At Wright Middle School on September 3, inspectors gave the cafeteria a 93 and noted dead cockroaches under the prep sink and a busted light shield over food items.

Nashville's News 2 took the health inspections to Spencer Taylor, MNPS' Director of Nutrition.

Taylor said all the issues raised by health inspectors were addressed immediately by the district.

“Usually when the health department comes out and finds a potential food hazard or problem they do on the spot correction at that point,” Taylor said. “What we do after we receive all documentation is we go out there again and do internal training.”

Taylor told News 2 that Metro school cafeterias have a district wide health inspection score average of 96.

The district also implemented a training requirement that all cafeteria managers be Servsafe certified.

According to the company's Web site, the ServSafe® program provides food safety training, exams and educational materials to food service managers.

That is not a state requirement.

Taylor has also implemented a mandatory reporting process for cafeterias that score below a 95 or when inspectors find a critical violation.

“If a critical violation is found, we address that violation within the next 24 hours depending on the violation,” Taylor said. “They have to fax those reports into our office so we can see the violations in writing also get in touch with their field supervisor.”

Taylor said field supervisors also make surprise inspections of the cafeterias in their zone.

“We would like parents to know that we take this very seriously and that our employees are well trained to deal with circumstances that arise at their schools,” Taylor said.

MNPS parents Nashville's News 2 spoke to were concerned by what health inspectors found.

Unlike picking a restaurant, many students have no choice but to eat the food served by their school cafeteria.

“First of all you have children who are on free and reduced lunch and they absolutely don't have an alternative,” Sharon Ambrose said. “I think it is more critical than a private enterprise restaurant.”

“They need to get the stuff cleaned up because that is not good for kids to be in that environment,” Paul Heathcock said. “They need to have someone from the school system come inspect it on a weekly basis or at least a monthly basis.”

Taylor said all the issues at the schools the health department cited have been addressed and resolved.

Click here to check your child's school health score.

Leave a Reply

Fill in your details below or click an icon to log in: Logo

You are commenting using your account. Log Out / Change )

Twitter picture
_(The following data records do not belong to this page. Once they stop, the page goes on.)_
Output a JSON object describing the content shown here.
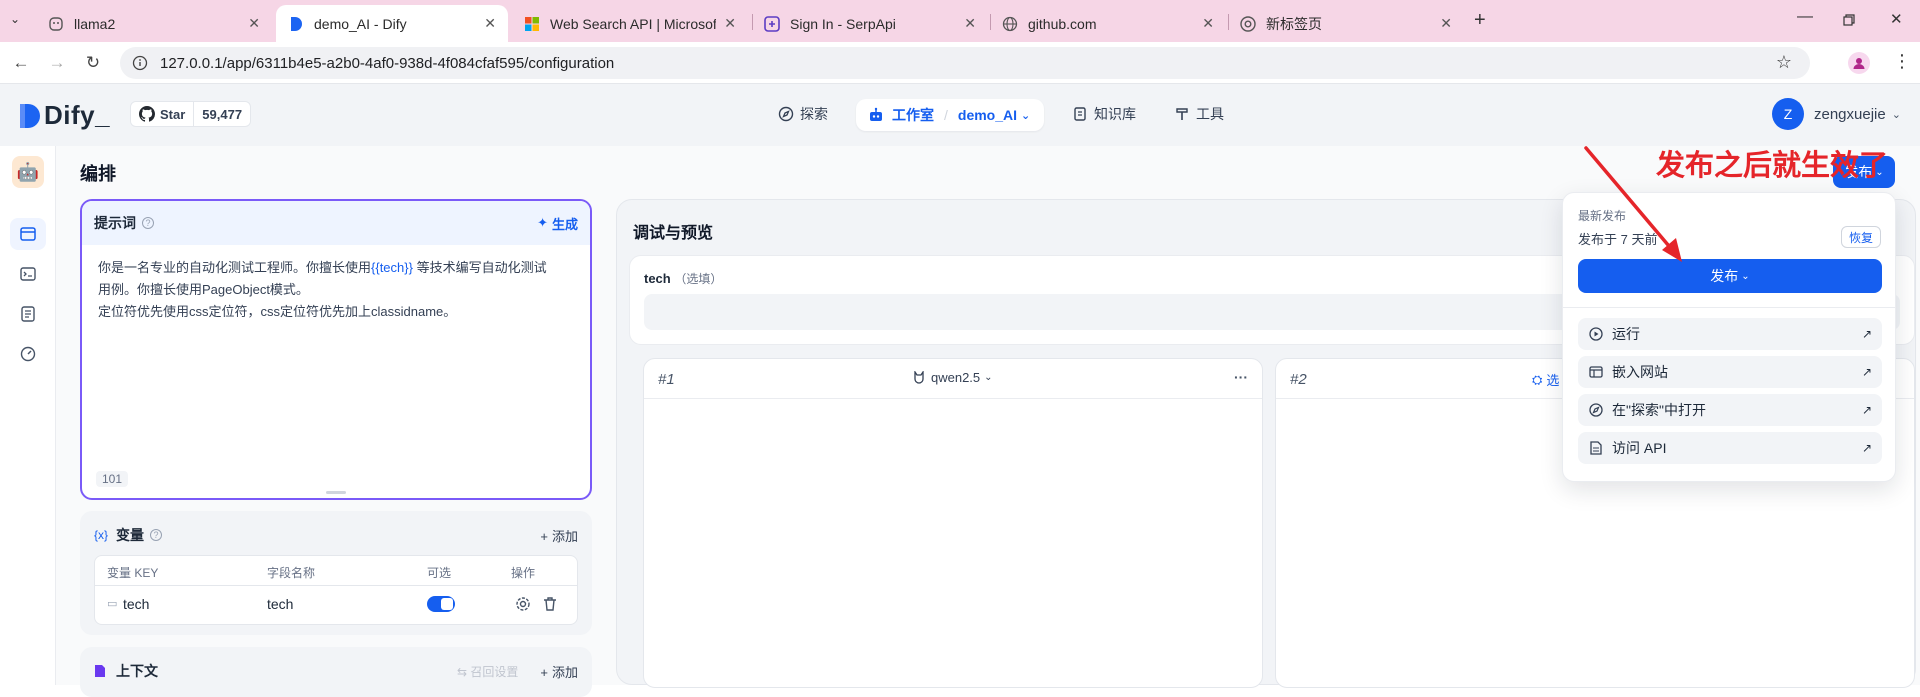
{
  "browser": {
    "tabs": [
      {
        "title": "llama2"
      },
      {
        "title": "demo_AI - Dify"
      },
      {
        "title": "Web Search API | Microsoft B"
      },
      {
        "title": "Sign In - SerpApi"
      },
      {
        "title": "github.com"
      },
      {
        "title": "新标签页"
      }
    ],
    "url": "127.0.0.1/app/6311b4e5-a2b0-4af0-938d-4f084cfaf595/configuration"
  },
  "header": {
    "logo_text": "Dify_",
    "github_star_label": "Star",
    "github_star_count": "59,477",
    "nav": {
      "explore": "探索",
      "studio": "工作室",
      "app_name": "demo_AI",
      "knowledge": "知识库",
      "tools": "工具"
    },
    "user": {
      "initial": "Z",
      "name": "zengxuejie"
    }
  },
  "page": {
    "title": "编排",
    "publish_button": "发布"
  },
  "prompt": {
    "title": "提示词",
    "generate_label": "生成",
    "text_line1_a": "你是一名专业的自动化测试工程师。你擅长使用",
    "text_line1_var": "{{tech}}",
    "text_line1_b": " 等技术编写自动化测试",
    "text_line2": "用例。你擅长使用PageObject模式。",
    "text_line3": "定位符优先使用css定位符，css定位符优先加上classidname。",
    "char_count": "101"
  },
  "variables": {
    "title": "变量",
    "add_label": "添加",
    "columns": [
      "变量 KEY",
      "字段名称",
      "可选",
      "操作"
    ],
    "rows": [
      {
        "key": "tech",
        "name": "tech",
        "optional": true
      }
    ]
  },
  "context": {
    "title": "上下文",
    "recall_label": "召回设置",
    "add_label": "添加"
  },
  "debug": {
    "title": "调试与预览",
    "input_label": "tech",
    "input_optional": "（选填）",
    "model1": {
      "index": "#1",
      "model_name": "qwen2.5",
      "more": "···"
    },
    "model2": {
      "index": "#2",
      "select_label": "选"
    }
  },
  "publish_popup": {
    "latest_label": "最新发布",
    "published_time": "发布于 7 天前",
    "restore_label": "恢复",
    "publish_button": "发布",
    "items": [
      {
        "label": "运行"
      },
      {
        "label": "嵌入网站"
      },
      {
        "label": "在\"探索\"中打开"
      },
      {
        "label": "访问 API"
      }
    ]
  },
  "annotation": {
    "text": "发布之后就生效了",
    "color": "#e5252a"
  },
  "colors": {
    "primary": "#155eef",
    "tab_bar": "#f6d6e6",
    "app_bg": "#f2f4f7"
  }
}
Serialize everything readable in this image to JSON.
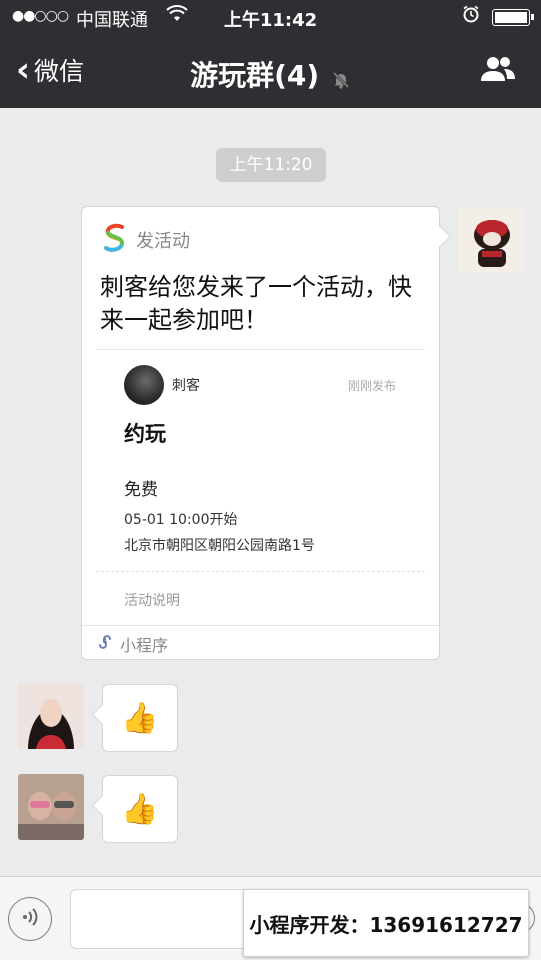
{
  "status_bar": {
    "signal": "●●○○○",
    "carrier": "中国联通",
    "time": "上午11:42"
  },
  "nav": {
    "back_label": "微信",
    "title": "游玩群(4)"
  },
  "chat": {
    "timestamp": "上午11:20",
    "card": {
      "app_name": "发活动",
      "headline": "刺客给您发来了一个活动，快来一起参加吧！",
      "host_name": "刺客",
      "posted": "刚刚发布",
      "event_title": "约玩",
      "price": "免费",
      "start_time": "05-01 10:00开始",
      "address": "北京市朝阳区朝阳公园南路1号",
      "description_label": "活动说明",
      "footer_label": "小程序"
    },
    "reactions": [
      {
        "emoji": "👍"
      },
      {
        "emoji": "👍"
      }
    ]
  },
  "watermark": "小程序开发：13691612727",
  "colors": {
    "header_bg": "#2e2e33",
    "chat_bg": "#ebebeb",
    "bubble_bg": "#ffffff"
  }
}
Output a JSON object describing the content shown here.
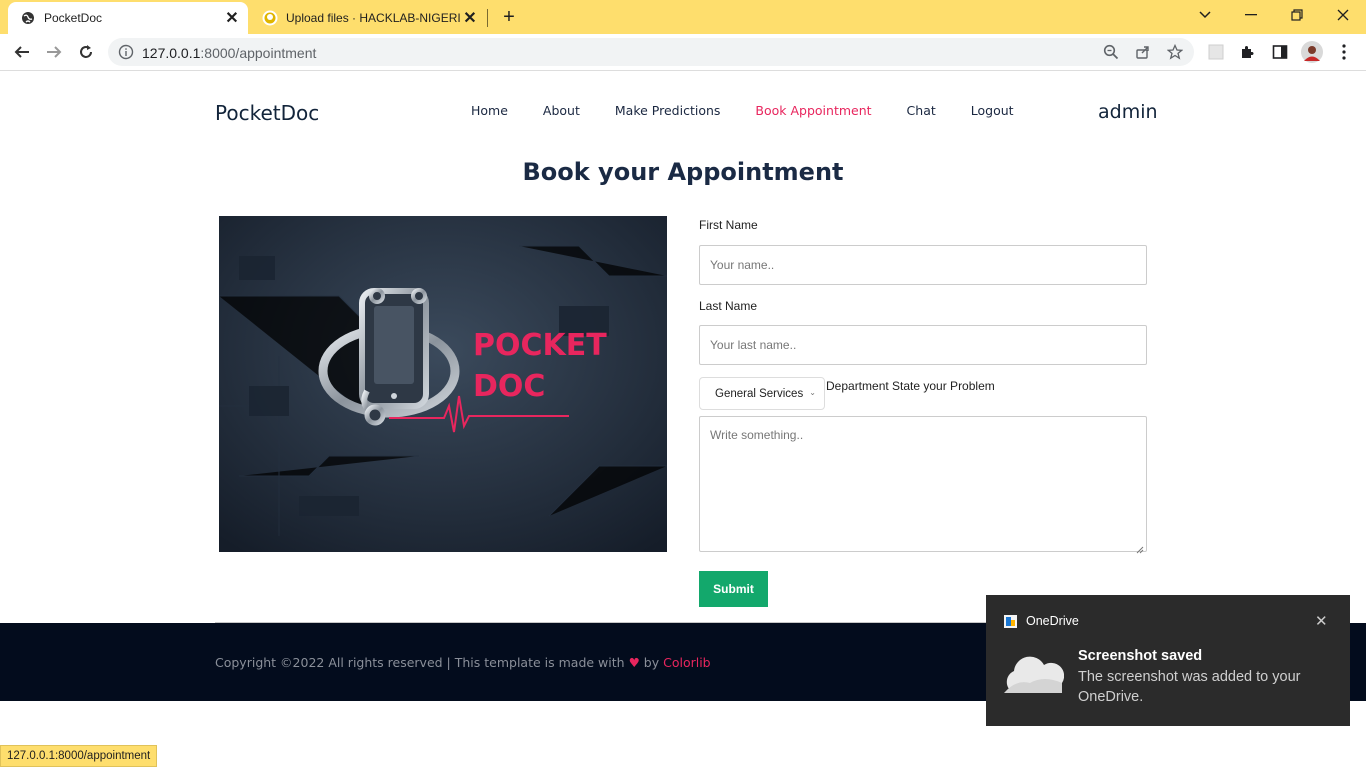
{
  "browser": {
    "tabs": [
      {
        "title": "PocketDoc",
        "active": true,
        "icon": "globe-icon"
      },
      {
        "title": "Upload files · HACKLAB-NIGERIA",
        "active": false,
        "icon": "github-icon"
      }
    ],
    "url_host": "127.0.0.1",
    "url_path": ":8000/appointment",
    "status_url": "127.0.0.1:8000/appointment"
  },
  "site": {
    "brand": "PocketDoc",
    "nav": [
      {
        "label": "Home",
        "active": false
      },
      {
        "label": "About",
        "active": false
      },
      {
        "label": "Make Predictions",
        "active": false
      },
      {
        "label": "Book Appointment",
        "active": true
      },
      {
        "label": "Chat",
        "active": false
      },
      {
        "label": "Logout",
        "active": false
      }
    ],
    "user": "admin"
  },
  "main": {
    "heading": "Book your Appointment",
    "hero": {
      "line1": "POCKET",
      "line2": "DOC"
    },
    "form": {
      "first_name_label": "First Name",
      "first_name_placeholder": "Your name..",
      "last_name_label": "Last Name",
      "last_name_placeholder": "Your last name..",
      "department_value": "General Services",
      "department_label": "Department State your Problem",
      "problem_placeholder": "Write something..",
      "submit_label": "Submit"
    }
  },
  "footer": {
    "copyright": "Copyright ©2022 All rights reserved | This template is made with",
    "by": "by",
    "author": "Colorlib"
  },
  "toast": {
    "app": "OneDrive",
    "title": "Screenshot saved",
    "message": "The screenshot was added to your OneDrive."
  },
  "colors": {
    "accent": "#e8265e",
    "submit": "#13a86c",
    "tabbar": "#fede6d",
    "footer": "#030c1d"
  }
}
You are commenting using your Twitter account. Log Out / Change )

Facebook photo

You are commenting using your Facebook account. Log Out / Change )

Google+ photo

You are commenting using your Google+ account. Log Out / Change )

Connecting to %s